A Little Goes A Long Way: Epoxy Resins’ Enabling Role in E-mobility

At the Paris climate conference (COP21) in December 2015, 195 countries adopted the first universal and legally binding global climate agreement. In line with this agreement, which sets out a global action plan to avoid dangerous climate change by limiting global warming to well below 2°C,  it is expected that the transportation sector will already deliver 60% reduction in greenhouse gas emissions in the EU by 2050 thanks to the progress made in various vehicle electrification initiatives including battery-powered electric cars and hydrogen fuel cell cars.

Currently, electric vehicle (EV) sales in Europe are mainly driven by regulation and climate targets. In 2030, the CO2 standards in Europe will require more than a third of car sales to be electric, whereas to meet 2050 climate goals, all vehicles sold will have to emit zero emissions by the early 2030s.

Consequently, the car industry is faced with huge technological changes and challenges. It will be a herculean feat to develop long-range batteries, fast charging technologies and to build a charging infrastructure across Europe. Over the next couple of years, automakers will invest at least $ 300 billion into EVs. This will transform the EV landscape, improve battery cost, performance, vehicle range and charging time.

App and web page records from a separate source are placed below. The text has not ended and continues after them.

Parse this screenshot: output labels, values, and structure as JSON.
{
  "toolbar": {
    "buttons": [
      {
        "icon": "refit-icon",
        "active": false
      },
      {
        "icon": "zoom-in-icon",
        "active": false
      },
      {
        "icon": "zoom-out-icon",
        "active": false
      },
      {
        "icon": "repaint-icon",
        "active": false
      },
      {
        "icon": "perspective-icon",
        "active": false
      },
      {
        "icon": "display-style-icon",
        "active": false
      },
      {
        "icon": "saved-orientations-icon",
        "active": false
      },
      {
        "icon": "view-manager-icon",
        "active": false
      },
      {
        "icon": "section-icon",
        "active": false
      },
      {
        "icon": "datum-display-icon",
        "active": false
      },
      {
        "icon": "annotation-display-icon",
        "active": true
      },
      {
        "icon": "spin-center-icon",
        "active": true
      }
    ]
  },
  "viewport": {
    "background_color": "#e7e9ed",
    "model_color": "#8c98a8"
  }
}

So which roles do epoxies play now and in the future in this fast-paced scenario? Epoxies have been part of the automotive industry for decades. Proven applications are waterborne anti-corrosion basecoats to provide long-term protection to the car body or the use of epoxy adhesives to bond dissimilar materials, like alloy metals or polymers, together. In addition, epoxies play an important role in vehicle weight reduction with the use of glass or carbon fiber reinforced composites to replace steel or aluminum body parts.

With the advent of electric vehicles a few years back, light weighting of a car body was the engineering approach to offset the massive weight gain caused by the heavy battery packs. Due to the way electric motors and battery packs work together, costly weight management technology proved not to be the ultimate solution due to recuperation. When a vehicle accelerates, it’s gaining kinetic energy. In non-electric vehicles braking converts kinetic energy into heat via the friction between the brake pads and the brake discs.

 In electric vehicles, pushing on the brake pad engages the electric motors as brakes, while simultaneously also as a generator to produce electric energy which can be fed back into the car battery. The car is recuperating, i.e. recovering a significant amount of kinetic acceleration energy as electric energy, thus extending the range of the vehicle. Heavier vehicle weights, although they require more kinetic energy for acceleration, also allow for higher recuperation rates. Consequently, lighter car bodies reduce the total capacity to recuperate.

Does that mean light weighting of car bodies are obsolete? No, light weighting can still play an enabling role in efficient EVs as it has other positive attributes. This includes lower rolling resistance, enabling the design of smaller battery packages to achieve a given range, and improved long-term corrosion performance. Current Lithium-ion battery technology relies on rare earth metals which are in short supply. Having the option to reduce the size of the battery pack and thus the need to use rare earth metals for battery production, is a significant bonus!

Minimising weight and protecting passengers against the intrinsic risks of large battery structures that are stored beneath the passengers at chassis height, are instrumental to making EV technology safe. Battery housings of Li-ion batteries need to insulate, manage heat, withstand high voltage, provide flame retardancy at high temperatures, absorb crash energy and provide Electronic Magnetic Impulse (EMI) shielding.

Until now, steel and aluminum enclosures have been the materials of choice but with a weight disadvantage. Adding extra weight to heavy battery packs makes them more difficult to service and adds to the total vehicle weight. Here fiber reinforced thermoset resins come into play, fulfilling all the requirements with additional advantages like greater design flexibility, allowing for the easy integration of cooling circuits, leading to improved Noise, Vibration and Harshness (NVH) and offering lower replacement tooling expense compared to die cast tools for aluminum or steel.

Electric motors require insulation. The coils of the motor are typically insulated with a wire enamel followed by an impregnation (varnish) or encapsulation as a secondary insulation, which are commonly made from epoxy resins.

In the future, magnetless motors will be the preferred choice to avoid rare earth-metal based permanent magnets. These motors operate at high rotational speeds which can go up to 20 000 revolutions per minute. This could lead to motor imbalance and ultimately destruction, if the rotor coils are not fixed with a material providing high mechanical strength and excellent crack resistance at high operating temperatures of 150 – 200 o C. And yes, you’ve guessed it… For this task Epoxy resins are the material of choice!

Once again, it’s clear that a little goes a long way. Epoxies have an important part to play in the future of e-mobility, making our future cars more energy-efficient, durable, and safer to drive.  Epoxy systems will also continue to help society to tackle the challenges of climate change on the journey to a low emission future.